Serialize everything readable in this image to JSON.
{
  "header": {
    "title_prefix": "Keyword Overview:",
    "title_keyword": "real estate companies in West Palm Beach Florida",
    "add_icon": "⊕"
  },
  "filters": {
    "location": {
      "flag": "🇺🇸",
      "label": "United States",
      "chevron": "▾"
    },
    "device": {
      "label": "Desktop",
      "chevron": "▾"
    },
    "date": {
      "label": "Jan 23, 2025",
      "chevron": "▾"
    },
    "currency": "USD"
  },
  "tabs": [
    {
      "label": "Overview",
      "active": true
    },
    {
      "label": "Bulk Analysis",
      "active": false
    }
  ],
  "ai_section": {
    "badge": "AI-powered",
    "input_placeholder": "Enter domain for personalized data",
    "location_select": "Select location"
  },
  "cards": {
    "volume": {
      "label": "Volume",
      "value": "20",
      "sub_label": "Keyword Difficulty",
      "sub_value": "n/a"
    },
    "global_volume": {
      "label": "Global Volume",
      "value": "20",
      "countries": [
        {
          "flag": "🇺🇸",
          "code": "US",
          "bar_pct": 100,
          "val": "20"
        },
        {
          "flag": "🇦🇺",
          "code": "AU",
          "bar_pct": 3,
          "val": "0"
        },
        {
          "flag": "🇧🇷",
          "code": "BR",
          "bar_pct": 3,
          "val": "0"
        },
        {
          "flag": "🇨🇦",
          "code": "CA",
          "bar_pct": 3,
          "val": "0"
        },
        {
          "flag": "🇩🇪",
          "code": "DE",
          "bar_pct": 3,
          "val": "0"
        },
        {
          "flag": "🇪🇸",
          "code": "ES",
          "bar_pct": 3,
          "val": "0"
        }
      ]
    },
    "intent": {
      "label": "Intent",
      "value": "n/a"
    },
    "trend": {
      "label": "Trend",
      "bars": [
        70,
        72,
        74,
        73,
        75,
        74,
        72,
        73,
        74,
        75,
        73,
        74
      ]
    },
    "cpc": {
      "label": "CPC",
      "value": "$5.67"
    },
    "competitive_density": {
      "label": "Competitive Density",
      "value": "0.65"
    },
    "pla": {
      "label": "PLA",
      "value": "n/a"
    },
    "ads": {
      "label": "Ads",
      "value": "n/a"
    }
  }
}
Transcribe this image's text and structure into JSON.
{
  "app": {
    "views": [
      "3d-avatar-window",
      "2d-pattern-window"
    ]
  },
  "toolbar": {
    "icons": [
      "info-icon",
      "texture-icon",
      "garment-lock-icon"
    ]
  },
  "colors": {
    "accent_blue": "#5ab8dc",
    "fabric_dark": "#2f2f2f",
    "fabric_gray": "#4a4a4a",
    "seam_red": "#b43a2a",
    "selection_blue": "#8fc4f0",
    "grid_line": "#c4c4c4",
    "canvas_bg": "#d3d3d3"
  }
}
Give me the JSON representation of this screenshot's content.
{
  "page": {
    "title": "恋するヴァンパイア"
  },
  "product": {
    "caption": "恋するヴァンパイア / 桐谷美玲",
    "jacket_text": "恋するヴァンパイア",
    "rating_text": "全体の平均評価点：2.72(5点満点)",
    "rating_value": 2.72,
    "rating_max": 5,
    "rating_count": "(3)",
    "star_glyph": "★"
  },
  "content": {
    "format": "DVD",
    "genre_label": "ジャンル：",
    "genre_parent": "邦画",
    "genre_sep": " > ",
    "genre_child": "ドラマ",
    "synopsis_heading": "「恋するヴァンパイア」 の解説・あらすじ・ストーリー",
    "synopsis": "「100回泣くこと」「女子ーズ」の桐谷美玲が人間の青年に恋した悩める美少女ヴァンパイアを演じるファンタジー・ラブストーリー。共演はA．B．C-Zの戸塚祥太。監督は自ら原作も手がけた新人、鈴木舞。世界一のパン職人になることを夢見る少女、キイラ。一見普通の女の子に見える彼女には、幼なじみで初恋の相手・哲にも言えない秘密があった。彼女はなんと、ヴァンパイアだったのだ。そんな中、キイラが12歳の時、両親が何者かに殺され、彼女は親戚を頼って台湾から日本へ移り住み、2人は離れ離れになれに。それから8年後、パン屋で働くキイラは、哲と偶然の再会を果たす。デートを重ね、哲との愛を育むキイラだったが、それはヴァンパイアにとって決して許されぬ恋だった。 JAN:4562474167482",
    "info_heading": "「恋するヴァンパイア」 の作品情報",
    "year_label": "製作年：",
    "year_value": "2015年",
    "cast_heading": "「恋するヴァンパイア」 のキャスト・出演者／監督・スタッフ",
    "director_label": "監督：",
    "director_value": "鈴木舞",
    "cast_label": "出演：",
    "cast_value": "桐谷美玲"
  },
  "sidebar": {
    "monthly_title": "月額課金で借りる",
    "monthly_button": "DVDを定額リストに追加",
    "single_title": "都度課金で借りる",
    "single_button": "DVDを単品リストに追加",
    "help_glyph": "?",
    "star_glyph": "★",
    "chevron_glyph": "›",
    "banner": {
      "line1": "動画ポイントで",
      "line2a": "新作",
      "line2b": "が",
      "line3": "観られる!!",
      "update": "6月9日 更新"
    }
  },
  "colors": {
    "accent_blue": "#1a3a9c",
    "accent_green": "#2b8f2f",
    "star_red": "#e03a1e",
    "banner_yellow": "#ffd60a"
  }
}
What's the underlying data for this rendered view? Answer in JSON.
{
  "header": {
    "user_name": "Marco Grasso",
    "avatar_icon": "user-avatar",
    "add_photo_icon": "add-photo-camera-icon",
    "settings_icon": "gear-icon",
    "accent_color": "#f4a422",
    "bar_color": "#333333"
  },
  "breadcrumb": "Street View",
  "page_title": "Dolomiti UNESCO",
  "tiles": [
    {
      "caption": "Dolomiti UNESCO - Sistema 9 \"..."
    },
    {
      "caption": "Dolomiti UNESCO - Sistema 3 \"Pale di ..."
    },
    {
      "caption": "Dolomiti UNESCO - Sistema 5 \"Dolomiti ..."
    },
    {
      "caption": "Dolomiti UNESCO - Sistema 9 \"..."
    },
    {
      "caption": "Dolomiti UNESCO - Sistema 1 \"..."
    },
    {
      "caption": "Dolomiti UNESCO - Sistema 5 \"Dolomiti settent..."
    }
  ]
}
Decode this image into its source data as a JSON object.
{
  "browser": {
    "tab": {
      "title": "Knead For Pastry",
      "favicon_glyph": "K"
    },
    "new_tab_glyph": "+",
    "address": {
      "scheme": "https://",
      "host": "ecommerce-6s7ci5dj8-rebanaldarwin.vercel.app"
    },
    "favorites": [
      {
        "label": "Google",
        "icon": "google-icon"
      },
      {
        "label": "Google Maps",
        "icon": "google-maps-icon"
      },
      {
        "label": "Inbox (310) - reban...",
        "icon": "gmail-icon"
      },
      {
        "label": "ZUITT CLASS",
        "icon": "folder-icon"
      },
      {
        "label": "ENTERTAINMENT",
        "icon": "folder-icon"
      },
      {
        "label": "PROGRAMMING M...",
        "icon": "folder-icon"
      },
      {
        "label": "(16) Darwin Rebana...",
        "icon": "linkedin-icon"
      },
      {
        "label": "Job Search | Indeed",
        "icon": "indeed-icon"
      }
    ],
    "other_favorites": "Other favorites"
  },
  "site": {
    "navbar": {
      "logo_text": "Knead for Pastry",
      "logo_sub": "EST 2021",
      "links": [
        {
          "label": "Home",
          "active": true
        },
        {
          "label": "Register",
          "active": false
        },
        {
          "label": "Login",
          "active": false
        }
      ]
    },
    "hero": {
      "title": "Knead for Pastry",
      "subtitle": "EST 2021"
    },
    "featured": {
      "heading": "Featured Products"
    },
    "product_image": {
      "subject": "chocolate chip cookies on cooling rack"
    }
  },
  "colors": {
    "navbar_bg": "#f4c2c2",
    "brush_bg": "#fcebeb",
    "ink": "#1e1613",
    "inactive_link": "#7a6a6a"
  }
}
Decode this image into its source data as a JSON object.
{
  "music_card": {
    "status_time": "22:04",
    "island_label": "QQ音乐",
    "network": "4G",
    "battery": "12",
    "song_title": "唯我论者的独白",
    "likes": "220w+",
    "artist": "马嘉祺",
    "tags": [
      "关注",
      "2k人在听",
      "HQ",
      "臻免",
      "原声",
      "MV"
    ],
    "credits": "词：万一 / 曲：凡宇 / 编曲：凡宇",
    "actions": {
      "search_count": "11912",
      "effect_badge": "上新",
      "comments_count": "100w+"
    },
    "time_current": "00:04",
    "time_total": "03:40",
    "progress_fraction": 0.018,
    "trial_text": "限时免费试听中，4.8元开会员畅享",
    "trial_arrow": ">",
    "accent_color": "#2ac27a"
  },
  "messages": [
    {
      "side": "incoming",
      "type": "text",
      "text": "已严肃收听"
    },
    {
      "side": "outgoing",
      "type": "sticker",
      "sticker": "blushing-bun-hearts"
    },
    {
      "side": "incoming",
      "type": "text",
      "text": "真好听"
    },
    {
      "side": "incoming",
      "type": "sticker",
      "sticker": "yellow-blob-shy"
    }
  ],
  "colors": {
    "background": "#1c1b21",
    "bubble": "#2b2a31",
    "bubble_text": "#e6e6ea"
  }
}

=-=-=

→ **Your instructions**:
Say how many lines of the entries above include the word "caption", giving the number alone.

→ **Final answer**:
7